# Why do we assume that it is 1 mol?

A question in my book was as following:

Benzine and chloroform are considered very toxic organic solvents that dissolve in each other and in a solution of benzine and chloroform there is 0.45 mol of benzine. Find the the percent of mass( percent concentration solutions) in this solution.

In the answer, It assumed that the number of moles in the solution is 1 mole then subtracted 0.45 to get the number of moles of chloroform.

Why did he do that? Why specifically 1? It will obviously change if I assume any other number. (Unless I multiply the number of moles of benzine by that number) Or should we just say that for every a certain amount of moles of that solution has a percentage and every other percentage is right if it follows the same instructions?

• Can you update this question? "There is 0.45 mol" 0.45 mol of what? of total solution? 0.45 mol benzene? 0.45 mol chloroform? And what "percent of mass" do you want? Without knowing any of this, my guess is that 0.45 is the mole fraction of one of the solvents. Choosing the total number of moles to be 1 just makes the calculations easier, but you could choose any n and get the same result – Sean Doris Feb 26 '16 at 19:27

• The question is lacking some details, but in general, you can solve problems of this kind without stipulating any amount of moles.
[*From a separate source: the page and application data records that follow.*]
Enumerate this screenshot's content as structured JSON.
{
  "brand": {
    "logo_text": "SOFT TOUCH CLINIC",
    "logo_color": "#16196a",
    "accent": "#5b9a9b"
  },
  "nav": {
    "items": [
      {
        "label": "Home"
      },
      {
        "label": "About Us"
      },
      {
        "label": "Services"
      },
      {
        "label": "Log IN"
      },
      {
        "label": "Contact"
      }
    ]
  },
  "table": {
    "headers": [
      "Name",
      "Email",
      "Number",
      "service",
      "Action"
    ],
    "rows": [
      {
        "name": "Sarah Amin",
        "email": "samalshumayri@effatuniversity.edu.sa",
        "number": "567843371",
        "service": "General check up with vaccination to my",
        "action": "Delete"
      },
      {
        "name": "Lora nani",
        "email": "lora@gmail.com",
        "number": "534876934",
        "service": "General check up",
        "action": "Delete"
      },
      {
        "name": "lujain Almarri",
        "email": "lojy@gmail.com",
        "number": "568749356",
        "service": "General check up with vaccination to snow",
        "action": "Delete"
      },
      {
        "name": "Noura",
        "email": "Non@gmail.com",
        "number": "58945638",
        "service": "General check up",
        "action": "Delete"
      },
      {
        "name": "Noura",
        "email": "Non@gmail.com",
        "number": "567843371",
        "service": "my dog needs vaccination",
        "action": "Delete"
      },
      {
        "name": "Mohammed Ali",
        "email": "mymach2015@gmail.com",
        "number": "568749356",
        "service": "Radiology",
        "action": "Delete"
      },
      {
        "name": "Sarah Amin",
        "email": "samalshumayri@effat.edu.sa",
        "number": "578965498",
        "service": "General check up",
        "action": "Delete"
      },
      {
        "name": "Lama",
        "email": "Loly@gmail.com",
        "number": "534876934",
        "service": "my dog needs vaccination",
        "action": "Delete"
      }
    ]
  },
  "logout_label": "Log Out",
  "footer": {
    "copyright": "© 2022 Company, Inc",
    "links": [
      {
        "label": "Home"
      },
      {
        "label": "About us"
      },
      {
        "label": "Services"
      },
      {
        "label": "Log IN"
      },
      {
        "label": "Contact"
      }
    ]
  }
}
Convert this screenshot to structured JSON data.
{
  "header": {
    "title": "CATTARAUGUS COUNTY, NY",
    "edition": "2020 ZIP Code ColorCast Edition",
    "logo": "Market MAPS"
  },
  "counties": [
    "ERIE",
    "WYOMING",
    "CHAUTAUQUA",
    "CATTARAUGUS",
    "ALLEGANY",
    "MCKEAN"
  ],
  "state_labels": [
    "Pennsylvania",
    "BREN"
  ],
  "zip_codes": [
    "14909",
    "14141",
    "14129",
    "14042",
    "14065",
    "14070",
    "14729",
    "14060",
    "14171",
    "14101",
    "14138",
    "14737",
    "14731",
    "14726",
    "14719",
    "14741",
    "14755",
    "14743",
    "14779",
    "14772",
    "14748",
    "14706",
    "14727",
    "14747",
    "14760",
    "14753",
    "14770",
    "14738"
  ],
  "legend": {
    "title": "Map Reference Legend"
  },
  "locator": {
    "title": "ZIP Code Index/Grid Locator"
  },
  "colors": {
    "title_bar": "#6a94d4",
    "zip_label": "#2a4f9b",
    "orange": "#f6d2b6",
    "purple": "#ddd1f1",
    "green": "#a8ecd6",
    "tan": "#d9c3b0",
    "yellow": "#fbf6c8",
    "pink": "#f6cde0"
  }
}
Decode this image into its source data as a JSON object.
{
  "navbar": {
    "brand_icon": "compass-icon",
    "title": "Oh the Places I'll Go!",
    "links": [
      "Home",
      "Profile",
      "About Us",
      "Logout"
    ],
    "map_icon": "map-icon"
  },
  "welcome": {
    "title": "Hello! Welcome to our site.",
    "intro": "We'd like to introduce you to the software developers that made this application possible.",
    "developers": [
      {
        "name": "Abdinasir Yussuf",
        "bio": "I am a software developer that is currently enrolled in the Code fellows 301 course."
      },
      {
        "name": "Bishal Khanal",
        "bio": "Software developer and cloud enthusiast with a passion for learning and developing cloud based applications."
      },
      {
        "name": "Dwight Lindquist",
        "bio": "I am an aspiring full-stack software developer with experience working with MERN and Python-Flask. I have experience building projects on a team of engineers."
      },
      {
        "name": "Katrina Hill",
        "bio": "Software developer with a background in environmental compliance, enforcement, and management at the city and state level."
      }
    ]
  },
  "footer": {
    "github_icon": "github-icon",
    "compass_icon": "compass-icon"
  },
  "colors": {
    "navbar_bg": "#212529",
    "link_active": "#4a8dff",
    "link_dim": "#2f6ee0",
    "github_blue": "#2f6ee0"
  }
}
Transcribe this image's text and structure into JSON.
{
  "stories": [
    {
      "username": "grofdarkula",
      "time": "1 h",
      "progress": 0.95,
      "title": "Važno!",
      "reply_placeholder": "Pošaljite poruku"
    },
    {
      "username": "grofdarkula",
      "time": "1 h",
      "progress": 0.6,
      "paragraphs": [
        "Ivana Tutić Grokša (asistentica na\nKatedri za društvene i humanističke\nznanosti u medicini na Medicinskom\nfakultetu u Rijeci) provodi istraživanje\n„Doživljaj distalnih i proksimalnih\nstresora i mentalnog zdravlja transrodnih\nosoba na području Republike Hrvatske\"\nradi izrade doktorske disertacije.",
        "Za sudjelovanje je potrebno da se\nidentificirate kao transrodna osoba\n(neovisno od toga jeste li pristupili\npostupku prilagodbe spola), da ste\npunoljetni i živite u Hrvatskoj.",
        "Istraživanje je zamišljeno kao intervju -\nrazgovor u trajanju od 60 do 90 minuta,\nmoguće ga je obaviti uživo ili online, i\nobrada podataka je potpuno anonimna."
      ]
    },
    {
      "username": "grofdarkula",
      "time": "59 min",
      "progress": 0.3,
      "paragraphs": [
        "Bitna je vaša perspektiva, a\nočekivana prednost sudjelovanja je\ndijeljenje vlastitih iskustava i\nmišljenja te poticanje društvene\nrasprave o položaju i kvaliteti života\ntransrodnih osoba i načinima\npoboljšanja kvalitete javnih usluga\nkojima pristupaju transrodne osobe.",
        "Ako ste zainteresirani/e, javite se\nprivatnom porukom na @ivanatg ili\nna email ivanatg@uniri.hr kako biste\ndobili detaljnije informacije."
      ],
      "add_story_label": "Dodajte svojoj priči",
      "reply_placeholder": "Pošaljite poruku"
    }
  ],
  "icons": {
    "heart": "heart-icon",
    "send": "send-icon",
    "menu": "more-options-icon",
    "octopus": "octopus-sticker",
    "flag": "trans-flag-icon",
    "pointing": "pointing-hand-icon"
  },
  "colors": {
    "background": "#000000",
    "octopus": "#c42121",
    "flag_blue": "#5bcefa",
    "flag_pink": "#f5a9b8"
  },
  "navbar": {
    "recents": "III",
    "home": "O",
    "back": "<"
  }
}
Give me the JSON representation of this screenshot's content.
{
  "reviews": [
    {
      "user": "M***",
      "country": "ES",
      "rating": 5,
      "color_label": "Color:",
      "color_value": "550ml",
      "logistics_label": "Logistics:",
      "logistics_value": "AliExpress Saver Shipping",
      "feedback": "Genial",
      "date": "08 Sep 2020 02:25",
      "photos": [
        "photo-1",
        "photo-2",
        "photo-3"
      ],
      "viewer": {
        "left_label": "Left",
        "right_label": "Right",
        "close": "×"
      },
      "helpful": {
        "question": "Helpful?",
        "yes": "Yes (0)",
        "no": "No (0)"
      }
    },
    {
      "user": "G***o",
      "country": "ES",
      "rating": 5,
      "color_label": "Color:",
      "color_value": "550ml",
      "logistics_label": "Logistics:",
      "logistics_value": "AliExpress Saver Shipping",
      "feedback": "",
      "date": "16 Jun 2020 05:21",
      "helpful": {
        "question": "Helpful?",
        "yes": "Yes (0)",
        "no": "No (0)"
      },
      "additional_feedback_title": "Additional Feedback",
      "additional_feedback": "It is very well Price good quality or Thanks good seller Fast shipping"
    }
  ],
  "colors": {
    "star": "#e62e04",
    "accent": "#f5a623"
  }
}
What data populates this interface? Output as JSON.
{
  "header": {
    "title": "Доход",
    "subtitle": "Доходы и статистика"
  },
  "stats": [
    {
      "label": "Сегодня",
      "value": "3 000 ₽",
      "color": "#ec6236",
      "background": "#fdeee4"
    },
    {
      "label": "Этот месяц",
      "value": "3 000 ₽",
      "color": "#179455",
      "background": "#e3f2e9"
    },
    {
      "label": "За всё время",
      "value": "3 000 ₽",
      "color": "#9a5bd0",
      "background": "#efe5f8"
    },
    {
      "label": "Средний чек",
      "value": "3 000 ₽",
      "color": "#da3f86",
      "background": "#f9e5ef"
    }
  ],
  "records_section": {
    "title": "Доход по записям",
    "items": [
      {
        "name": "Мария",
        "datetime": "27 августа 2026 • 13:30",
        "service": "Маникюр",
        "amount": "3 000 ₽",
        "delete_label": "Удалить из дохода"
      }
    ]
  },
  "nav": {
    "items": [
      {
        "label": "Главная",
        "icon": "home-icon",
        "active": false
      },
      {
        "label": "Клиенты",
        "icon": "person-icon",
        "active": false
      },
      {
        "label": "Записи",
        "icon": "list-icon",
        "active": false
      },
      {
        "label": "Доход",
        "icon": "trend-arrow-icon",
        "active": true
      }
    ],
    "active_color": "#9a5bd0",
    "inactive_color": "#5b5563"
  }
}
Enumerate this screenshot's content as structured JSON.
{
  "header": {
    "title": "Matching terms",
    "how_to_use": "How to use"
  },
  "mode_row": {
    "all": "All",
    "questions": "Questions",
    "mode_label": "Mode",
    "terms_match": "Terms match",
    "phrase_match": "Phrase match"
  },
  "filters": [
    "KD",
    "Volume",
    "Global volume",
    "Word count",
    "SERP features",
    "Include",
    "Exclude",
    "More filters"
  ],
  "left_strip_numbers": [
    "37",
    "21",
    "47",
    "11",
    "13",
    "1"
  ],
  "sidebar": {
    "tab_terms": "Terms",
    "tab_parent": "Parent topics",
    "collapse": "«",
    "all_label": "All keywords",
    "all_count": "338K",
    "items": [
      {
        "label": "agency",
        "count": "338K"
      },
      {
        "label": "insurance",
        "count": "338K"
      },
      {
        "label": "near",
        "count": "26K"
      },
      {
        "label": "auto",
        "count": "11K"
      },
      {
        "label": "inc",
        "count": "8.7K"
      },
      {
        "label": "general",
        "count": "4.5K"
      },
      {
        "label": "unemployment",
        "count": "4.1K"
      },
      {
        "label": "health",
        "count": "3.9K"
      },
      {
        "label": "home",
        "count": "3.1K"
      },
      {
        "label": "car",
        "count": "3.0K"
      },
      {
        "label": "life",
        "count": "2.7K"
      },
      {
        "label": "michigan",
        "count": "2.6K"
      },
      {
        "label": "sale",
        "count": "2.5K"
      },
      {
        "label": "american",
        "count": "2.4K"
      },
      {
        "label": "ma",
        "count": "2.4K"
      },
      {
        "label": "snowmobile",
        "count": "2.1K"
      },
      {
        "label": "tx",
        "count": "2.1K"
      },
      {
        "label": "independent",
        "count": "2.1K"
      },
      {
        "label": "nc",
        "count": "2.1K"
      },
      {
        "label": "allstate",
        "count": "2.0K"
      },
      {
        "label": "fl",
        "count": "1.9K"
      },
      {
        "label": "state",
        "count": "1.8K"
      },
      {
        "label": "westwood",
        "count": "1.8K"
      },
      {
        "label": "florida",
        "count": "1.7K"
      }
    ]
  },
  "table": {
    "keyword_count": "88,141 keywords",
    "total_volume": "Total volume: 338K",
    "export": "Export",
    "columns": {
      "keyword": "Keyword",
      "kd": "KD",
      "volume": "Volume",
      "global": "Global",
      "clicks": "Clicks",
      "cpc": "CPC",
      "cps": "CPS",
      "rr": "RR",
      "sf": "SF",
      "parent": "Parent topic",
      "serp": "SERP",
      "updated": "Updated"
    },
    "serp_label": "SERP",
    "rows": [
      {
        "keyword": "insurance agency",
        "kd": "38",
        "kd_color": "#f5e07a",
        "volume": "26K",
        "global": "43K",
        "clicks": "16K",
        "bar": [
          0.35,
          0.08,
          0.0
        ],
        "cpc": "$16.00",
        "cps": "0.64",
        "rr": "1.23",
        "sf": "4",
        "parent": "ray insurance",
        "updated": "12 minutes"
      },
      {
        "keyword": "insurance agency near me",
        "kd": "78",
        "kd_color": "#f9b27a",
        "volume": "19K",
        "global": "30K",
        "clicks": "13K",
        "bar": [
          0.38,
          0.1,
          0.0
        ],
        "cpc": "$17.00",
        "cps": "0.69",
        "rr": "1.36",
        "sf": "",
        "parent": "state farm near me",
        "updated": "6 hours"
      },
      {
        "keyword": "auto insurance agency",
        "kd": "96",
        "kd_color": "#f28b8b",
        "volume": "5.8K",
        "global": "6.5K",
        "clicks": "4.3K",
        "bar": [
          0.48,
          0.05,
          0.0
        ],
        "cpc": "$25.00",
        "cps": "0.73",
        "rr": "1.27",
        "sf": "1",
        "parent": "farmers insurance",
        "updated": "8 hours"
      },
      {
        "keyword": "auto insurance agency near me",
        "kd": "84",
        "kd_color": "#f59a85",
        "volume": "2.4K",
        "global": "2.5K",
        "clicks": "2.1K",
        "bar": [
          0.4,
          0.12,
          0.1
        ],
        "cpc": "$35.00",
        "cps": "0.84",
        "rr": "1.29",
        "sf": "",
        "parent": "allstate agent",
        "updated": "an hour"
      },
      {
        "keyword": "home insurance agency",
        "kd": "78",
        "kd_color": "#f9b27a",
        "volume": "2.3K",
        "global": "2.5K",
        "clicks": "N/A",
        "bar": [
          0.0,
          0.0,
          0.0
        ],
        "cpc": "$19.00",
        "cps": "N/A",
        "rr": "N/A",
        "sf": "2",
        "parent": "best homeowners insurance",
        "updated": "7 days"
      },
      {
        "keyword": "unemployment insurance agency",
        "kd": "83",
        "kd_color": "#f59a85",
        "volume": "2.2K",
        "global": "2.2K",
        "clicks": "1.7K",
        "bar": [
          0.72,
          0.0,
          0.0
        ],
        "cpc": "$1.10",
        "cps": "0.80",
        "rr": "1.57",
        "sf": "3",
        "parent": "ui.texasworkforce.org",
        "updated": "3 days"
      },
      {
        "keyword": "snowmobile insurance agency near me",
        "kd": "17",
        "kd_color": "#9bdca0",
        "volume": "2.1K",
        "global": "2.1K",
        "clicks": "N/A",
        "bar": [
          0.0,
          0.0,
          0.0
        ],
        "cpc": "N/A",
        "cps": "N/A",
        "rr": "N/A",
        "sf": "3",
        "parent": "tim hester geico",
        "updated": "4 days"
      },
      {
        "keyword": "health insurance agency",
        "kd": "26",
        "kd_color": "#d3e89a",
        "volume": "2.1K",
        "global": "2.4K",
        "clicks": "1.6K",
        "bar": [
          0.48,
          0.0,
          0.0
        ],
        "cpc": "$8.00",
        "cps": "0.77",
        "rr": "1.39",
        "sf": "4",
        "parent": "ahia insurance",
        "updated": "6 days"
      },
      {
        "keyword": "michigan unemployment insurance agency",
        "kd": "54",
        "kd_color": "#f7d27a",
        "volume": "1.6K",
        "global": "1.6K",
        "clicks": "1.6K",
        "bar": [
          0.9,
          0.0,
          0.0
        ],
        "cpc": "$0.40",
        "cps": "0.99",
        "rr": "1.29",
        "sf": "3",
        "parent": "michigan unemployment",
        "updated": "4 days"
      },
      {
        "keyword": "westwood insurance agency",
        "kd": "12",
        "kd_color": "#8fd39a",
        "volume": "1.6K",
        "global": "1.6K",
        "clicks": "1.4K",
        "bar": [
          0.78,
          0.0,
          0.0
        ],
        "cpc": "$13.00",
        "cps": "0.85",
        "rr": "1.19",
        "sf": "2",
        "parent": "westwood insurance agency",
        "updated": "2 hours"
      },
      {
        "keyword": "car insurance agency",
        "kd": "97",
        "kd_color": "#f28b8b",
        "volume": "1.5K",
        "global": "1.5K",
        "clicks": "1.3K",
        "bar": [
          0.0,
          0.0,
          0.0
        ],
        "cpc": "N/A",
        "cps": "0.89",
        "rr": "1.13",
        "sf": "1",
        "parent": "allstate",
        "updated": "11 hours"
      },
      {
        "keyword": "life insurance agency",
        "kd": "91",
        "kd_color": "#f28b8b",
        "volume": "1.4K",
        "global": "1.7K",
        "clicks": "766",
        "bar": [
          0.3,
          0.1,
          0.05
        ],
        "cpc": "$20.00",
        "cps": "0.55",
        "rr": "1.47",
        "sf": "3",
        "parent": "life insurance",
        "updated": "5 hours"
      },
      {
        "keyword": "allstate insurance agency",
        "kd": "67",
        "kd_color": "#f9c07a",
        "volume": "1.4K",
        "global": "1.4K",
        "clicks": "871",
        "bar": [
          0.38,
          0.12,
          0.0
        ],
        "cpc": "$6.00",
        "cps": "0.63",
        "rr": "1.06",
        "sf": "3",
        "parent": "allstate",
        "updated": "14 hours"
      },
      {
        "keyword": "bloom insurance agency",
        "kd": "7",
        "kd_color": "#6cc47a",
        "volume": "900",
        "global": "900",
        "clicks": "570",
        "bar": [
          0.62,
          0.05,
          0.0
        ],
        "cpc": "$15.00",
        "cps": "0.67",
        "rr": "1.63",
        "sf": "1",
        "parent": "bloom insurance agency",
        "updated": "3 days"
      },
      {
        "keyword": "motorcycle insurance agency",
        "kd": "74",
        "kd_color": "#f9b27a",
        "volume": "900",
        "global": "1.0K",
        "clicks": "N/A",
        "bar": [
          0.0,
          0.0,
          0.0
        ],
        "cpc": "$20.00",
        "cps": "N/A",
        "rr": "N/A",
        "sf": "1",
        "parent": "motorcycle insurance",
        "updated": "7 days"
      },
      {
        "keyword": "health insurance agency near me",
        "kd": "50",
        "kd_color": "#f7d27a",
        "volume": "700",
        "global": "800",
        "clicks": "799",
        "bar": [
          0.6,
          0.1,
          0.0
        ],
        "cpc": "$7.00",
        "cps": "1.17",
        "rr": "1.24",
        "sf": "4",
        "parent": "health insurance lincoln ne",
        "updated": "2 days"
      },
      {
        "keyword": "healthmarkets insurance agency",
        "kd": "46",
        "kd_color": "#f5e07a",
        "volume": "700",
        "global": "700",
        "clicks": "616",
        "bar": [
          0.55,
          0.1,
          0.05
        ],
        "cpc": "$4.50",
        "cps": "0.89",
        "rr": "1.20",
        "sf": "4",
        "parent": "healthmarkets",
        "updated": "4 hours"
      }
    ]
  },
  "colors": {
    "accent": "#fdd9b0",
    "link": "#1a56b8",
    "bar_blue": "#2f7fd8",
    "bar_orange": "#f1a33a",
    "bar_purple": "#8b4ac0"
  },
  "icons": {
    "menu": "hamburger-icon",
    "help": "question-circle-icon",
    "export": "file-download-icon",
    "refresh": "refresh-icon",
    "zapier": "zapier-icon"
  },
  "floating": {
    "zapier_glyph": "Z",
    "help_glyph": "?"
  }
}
You can just call it $x$, and after doing calculations, you can find the ratio between the two substances in such a way that the $x$ cancels out. – Nicolau Saker Neto Feb 26 '16 at 21:20